- **Exercise requirements**: Gather the lines from the material that contain "유니코드를".

- **Data for review**:

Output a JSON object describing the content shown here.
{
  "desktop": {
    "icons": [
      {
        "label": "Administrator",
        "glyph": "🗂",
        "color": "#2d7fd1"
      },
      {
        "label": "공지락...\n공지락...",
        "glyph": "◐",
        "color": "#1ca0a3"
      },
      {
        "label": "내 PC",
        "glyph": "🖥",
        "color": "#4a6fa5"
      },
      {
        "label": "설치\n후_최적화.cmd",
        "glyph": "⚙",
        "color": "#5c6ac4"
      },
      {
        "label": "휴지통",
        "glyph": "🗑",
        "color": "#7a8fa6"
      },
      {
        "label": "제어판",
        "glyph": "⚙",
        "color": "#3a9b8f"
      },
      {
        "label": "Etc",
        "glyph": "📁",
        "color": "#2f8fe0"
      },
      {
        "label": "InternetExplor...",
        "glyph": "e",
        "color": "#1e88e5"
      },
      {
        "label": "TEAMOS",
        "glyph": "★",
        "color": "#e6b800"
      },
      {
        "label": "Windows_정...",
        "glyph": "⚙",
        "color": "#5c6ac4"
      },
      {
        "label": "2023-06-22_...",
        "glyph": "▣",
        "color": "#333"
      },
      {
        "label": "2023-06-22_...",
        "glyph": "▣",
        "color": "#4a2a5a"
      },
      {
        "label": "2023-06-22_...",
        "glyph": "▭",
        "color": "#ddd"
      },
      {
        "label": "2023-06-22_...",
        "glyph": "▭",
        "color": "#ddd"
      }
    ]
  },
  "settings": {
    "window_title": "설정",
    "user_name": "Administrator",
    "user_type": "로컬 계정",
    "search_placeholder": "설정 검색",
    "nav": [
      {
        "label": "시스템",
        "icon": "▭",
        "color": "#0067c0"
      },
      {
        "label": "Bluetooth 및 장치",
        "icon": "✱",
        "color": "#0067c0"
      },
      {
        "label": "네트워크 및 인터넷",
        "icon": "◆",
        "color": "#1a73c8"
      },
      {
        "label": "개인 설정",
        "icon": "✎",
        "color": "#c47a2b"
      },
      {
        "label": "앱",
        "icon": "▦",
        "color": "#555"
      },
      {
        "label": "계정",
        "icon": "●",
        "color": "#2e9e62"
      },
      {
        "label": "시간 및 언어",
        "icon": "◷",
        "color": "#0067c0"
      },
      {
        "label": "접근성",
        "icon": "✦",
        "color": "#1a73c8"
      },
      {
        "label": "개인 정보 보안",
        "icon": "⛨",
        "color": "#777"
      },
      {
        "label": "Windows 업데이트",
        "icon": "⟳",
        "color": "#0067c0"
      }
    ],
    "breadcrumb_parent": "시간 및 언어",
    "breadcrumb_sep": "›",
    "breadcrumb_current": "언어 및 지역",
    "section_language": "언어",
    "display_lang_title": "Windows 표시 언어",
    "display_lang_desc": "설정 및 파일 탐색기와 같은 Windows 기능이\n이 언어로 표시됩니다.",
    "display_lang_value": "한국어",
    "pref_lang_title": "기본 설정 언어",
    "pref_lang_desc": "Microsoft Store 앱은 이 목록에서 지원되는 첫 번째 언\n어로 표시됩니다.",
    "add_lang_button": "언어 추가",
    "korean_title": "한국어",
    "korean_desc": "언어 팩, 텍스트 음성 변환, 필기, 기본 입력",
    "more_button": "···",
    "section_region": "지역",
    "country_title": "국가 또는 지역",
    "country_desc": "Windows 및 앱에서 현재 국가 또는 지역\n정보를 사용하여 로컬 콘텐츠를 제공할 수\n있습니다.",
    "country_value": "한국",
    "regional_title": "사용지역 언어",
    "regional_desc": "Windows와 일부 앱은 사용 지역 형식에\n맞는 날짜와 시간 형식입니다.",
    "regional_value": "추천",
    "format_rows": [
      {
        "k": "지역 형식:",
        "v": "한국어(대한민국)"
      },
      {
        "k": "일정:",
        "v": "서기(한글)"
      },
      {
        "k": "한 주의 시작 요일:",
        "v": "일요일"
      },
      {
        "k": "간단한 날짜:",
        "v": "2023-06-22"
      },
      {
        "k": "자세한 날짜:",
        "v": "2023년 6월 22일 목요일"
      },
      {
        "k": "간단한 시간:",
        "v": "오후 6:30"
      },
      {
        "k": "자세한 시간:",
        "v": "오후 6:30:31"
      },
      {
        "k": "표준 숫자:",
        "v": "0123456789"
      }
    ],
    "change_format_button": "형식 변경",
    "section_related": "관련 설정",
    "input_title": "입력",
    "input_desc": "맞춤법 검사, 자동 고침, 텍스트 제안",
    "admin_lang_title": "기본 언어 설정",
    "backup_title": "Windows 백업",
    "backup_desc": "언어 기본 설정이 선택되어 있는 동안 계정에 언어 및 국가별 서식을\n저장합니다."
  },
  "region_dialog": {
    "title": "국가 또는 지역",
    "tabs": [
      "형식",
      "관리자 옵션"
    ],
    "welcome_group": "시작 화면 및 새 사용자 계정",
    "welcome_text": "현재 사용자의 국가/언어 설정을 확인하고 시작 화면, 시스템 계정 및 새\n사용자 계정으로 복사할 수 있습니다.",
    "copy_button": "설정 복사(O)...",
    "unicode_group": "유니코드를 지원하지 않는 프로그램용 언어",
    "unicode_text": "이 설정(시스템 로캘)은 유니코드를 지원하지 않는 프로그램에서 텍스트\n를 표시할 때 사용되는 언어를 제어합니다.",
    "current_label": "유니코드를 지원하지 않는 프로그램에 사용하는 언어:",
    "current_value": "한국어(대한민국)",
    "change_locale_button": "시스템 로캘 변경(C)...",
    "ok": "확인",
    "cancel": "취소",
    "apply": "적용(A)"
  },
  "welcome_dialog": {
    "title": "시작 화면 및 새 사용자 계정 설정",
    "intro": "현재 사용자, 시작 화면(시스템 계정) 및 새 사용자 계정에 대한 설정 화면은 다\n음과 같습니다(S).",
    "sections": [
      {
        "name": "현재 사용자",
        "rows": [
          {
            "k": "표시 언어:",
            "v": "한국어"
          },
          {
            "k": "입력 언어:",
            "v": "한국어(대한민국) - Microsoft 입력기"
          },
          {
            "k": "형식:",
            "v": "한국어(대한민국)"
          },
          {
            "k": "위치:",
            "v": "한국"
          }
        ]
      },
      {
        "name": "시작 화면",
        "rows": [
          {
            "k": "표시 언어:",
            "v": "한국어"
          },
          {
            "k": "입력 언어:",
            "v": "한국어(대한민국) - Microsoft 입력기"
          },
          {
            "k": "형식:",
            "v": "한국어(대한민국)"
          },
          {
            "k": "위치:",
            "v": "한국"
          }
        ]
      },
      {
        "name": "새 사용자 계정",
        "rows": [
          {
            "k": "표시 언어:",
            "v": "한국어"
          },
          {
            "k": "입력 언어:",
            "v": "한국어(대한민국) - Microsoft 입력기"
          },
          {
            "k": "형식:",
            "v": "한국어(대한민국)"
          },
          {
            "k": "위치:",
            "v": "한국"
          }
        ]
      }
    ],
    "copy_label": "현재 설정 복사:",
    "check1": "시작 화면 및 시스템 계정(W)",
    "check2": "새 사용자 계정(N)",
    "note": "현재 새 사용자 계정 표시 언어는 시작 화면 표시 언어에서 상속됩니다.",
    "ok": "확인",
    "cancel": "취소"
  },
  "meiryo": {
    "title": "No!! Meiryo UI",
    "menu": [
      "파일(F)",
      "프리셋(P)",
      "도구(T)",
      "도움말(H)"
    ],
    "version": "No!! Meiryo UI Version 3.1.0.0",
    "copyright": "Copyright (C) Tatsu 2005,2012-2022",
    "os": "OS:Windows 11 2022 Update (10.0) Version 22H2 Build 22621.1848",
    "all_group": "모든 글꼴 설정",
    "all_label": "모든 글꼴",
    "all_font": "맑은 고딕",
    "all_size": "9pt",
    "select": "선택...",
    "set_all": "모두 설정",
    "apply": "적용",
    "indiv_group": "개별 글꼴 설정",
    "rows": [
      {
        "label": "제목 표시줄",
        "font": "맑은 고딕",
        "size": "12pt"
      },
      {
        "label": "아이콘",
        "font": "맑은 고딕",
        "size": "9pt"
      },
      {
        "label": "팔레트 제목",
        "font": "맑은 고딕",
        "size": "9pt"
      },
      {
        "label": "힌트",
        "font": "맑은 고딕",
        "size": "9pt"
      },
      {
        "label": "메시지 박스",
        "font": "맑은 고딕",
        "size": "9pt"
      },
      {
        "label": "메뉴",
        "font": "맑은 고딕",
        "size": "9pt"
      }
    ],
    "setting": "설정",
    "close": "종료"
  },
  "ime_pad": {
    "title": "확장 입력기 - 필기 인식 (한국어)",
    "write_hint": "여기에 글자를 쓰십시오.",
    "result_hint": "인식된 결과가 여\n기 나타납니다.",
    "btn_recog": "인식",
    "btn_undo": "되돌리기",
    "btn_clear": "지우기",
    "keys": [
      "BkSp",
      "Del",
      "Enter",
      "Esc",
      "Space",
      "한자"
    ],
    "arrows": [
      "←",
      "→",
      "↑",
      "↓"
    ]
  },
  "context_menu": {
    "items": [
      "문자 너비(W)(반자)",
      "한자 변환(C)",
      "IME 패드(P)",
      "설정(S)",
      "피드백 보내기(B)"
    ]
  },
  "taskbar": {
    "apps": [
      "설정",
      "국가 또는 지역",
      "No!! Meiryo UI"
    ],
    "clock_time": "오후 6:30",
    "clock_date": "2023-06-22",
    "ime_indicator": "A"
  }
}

- **Task answer**:
    "unicode_group": "유니코드를 지원하지 않는 프로그램용 언어",
    "unicode_text": "이 설정(시스템 로캘)은 유니코드를 지원하지 않는 프로그램에서 텍스트\n를 표시할 때 사용되는 언어를 제어합니다.",
    "current_label": "유니코드를 지원하지 않는 프로그램에 사용하는 언어:",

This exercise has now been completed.